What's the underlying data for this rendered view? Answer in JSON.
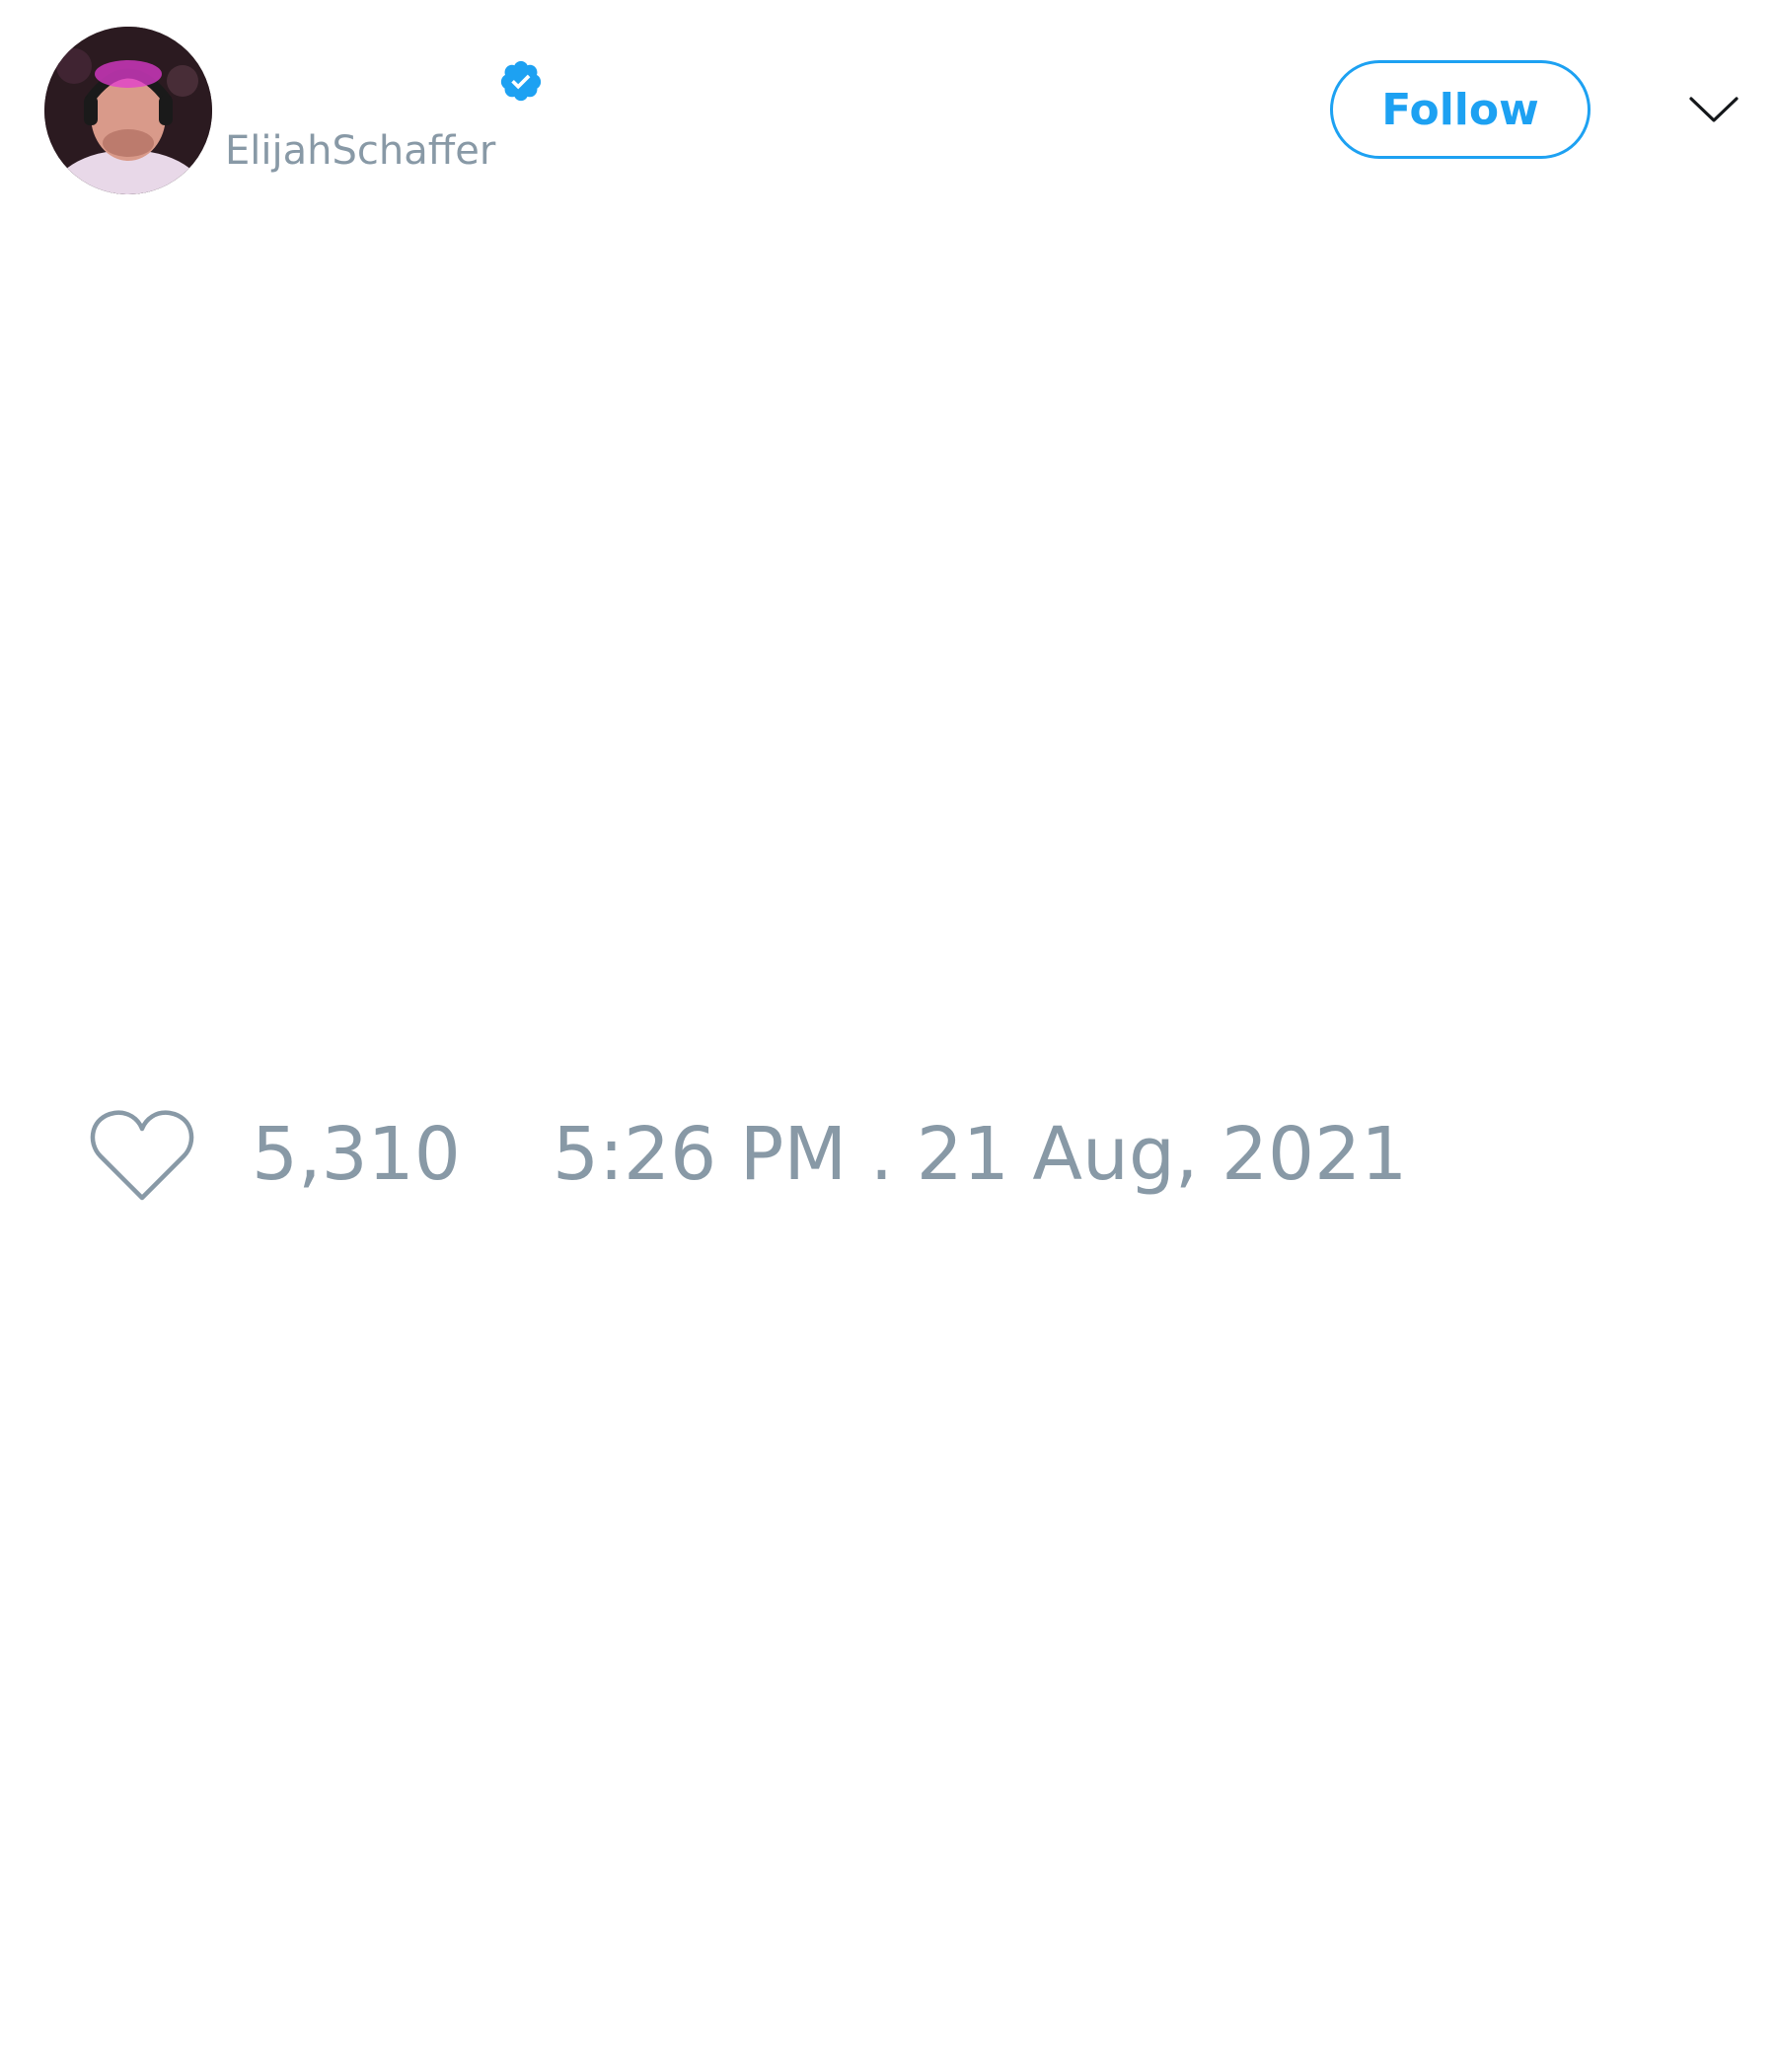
{
  "author": {
    "handle": "ElijahSchaffer",
    "verified": true
  },
  "header": {
    "follow_label": "Follow"
  },
  "engagement": {
    "likes": "5,310"
  },
  "meta": {
    "timestamp": "5:26 PM . 21 Aug, 2021"
  },
  "icons": {
    "verified": "verified-badge-icon",
    "menu": "chevron-down-icon",
    "like": "heart-outline-icon"
  },
  "colors": {
    "accent": "#1da1f2",
    "muted_text": "#8899a6",
    "background": "#ffffff"
  }
}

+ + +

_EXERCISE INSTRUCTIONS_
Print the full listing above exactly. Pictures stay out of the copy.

_SOLUTION TO THIS TASK_
What's the underlying data for this rendered view? Answer in JSON.
{
  "author": {
    "handle": "ElijahSchaffer",
    "verified": true
  },
  "header": {
    "follow_label": "Follow"
  },
  "engagement": {
    "likes": "5,310"
  },
  "meta": {
    "timestamp": "5:26 PM . 21 Aug, 2021"
  },
  "icons": {
    "verified": "verified-badge-icon",
    "menu": "chevron-down-icon",
    "like": "heart-outline-icon"
  },
  "colors": {
    "accent": "#1da1f2",
    "muted_text": "#8899a6",
    "background": "#ffffff"
  }
}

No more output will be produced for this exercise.